Published by Hatje Cantz. Text by Roald Dahl, et al.
The multimedia works of Canadian artist duo Janet Cardiff (born 1957) and George Bures Miller (born 1960) are often reminiscent of whimsical childhood experiences such as fairgrounds. This monograph documents six large-scale installations on the subject of the entertainment industry.
Published by Hatje Cantz. Text by Okwui Enwezor, Ingvild Goetz, León Krempel, Rainald Schumacher.

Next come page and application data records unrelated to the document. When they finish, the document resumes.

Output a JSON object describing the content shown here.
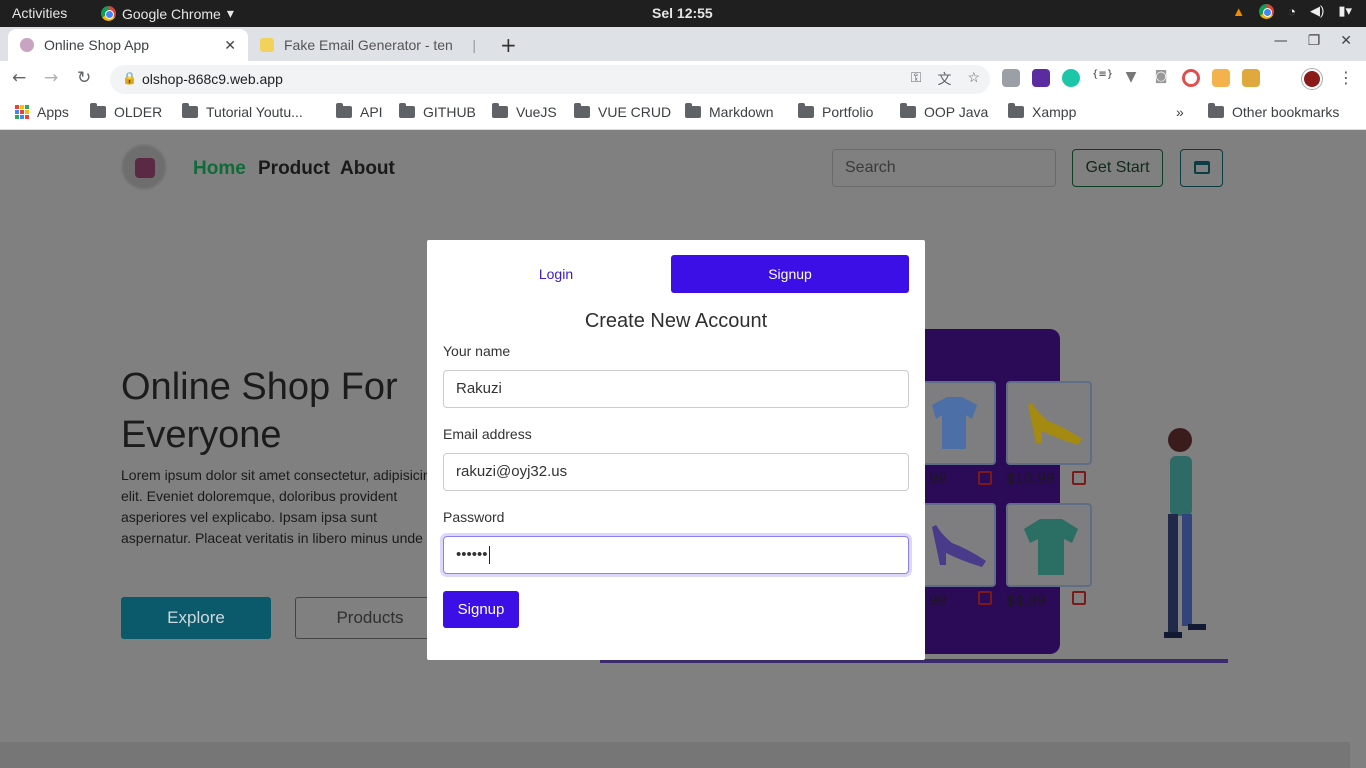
{
  "system": {
    "activities": "Activities",
    "app_name": "Google Chrome",
    "clock": "Sel 12:55"
  },
  "browser": {
    "tabs": [
      {
        "title": "Online Shop App"
      },
      {
        "title": "Fake Email Generator - ten"
      }
    ],
    "url": "olshop-868c9.web.app",
    "bookmarks": [
      "Apps",
      "OLDER",
      "Tutorial Youtu...",
      "API",
      "GITHUB",
      "VueJS",
      "VUE CRUD",
      "Markdown",
      "Portfolio",
      "OOP Java",
      "Xampp"
    ],
    "more_bookmarks": "»",
    "other_bookmarks": "Other bookmarks"
  },
  "site": {
    "nav": [
      {
        "label": "Home",
        "color": "#0f6b38"
      },
      {
        "label": "Product",
        "color": "#1a1a1a"
      },
      {
        "label": "About",
        "color": "#1a1a1a"
      }
    ],
    "search_placeholder": "Search",
    "get_start": "Get Start",
    "hero_title": "Online Shop For Everyone",
    "hero_text": "Lorem ipsum dolor sit amet consectetur, adipisicing elit. Eveniet doloremque, doloribus provident asperiores vel explicabo. Ipsam ipsa sunt aspernatur. Placeat veritatis in libero minus unde ab repellendus iste non!",
    "explore": "Explore",
    "products": "Products",
    "illustration_prices": [
      "$.99",
      "$10.99",
      "$.99",
      "$4.99"
    ]
  },
  "modal": {
    "tab_login": "Login",
    "tab_signup": "Signup",
    "title": "Create New Account",
    "name_label": "Your name",
    "name_value": "Rakuzi",
    "email_label": "Email address",
    "email_value": "rakuzi@oyj32.us",
    "password_label": "Password",
    "password_value": "••••••",
    "submit": "Signup"
  },
  "colors": {
    "accent": "#3b0fe6",
    "overlay": "#808080"
  }
}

The immersive soundscape installations and intimate environments of the Canadian artist duo Janet Cardiff (born 1957) and Georges Bures Miller (born 1960) present an ongoing series of chapters in the life of the ghost in the machine. Their works describe tales of tag-sale menace and shared loneliness through aural means, wholly reconceiving the gallery experience. A pioneering collector of new media art, Ingvild Goetz has assembled a significant series of works by Cardiff and Miller over the years, and this publication presents this important collection for the first time. Texts by Goetz, Okwui Enwezor, León Krempel and Rainald Schumacher provide background details and references to each work that shed light on its place in the artists’ oeuvre, with a particular focus on the couple’s very personal and theatrical use of sound.
Published by Hatje Cantz. Edited by Ralf Beil, Bartomeu Marí. Text by Christy Lange, Jeanni R. Lee, Ralf Beil, Bartomeu Marí.
The Canadian artist-team Janet Cardiff and George Bures Miller have built up an impressive multimedia practice in which sound and voice are both material and subject. Their disorienting sound environments derive their sources from a wide spectrum of musical, literary and cinematic genres such as medieval plainsong, pulp fiction, literary fiction or film noir, transforming a walk along a street into a hallucinatory existential thriller in which visual and aural input can wildly clash or mesh. Cardiff and Miller first gained international recognition for collaborations such as "The Secret Hotel," in which participants were able to experience the atmospheres of rooms in a grand hotel, and "The Paradise Institute," a hit with visitors at the 2001 Venice Biennial, which conjured a turn-of-the-century movie theater in which the main role was played by a parallel soundtrack of noises that usually disturb audiences: whispers, coughs and rustling bags of popcorn. A concise retrospective, The Killing Machine and Other Stories 1995-2007 profiles such previous works alongside more recent ones that have never been published before. It is a comprehensive reader, containing previously unpublished written and visual material, and pertinent literature on the oeuvre of Janet Cardiff and George Bures Miller.
Published by Walther König, Köln. Foreword by Francesca von Habsburg.
This is the definitive edition documenting Janet Cardiff's audio Walks in Paris, London, and New York. For these walks, Cardiff provided gallery-goers with walkmans which led them through the cities relying solely on the acoustic guide. The urban environment thus became the scene of a mysterious narrative in which the visitors became ever more involved. An artist's book with a CD that “guides” readers through the book with regards to text and illustrations.
PUBLISHER Walther König, Köln
BOOK FORMAT Hardcover, 6.5 x 9.5 in. / 224 pgs / 40 color.
PUBLISHING STATUS Pub Date 6/15/2005 Out of print
DISTRIBUTION D.A.P. Exclusive Catalog: SPRING 2005 p. 137
PRODUCT DETAILS ISBN 9783883758244SDNR30 List Price: $80.00 CDN $95.00
Published by P.S.1 Contemporary Art Center. Essay by Carolyn Christov-Bakargiev. Foreword by Alanna Heiss, Glenn Lowry and Marcel Brisebois.
Shifting between fact and fiction, between the experience of the real and our projections, fantasies, and desires, Janet Cardiff's audio-video and multimedia installations explore the complexity and vertiginous nature of subjectivity in a highly technological world. They are interactive pieces where visitors are asked to touch, listen, smell, and often move through an environment shaped both by our perceptions and by the artist's alteration of them. With references to film noir, science fiction, cyber-punk and various other filmic genres, her works, often created in collaboration with husband George Bures Miller, address the constant need to negotiate between presence and loss of self, memory and experience, sensation and imagination.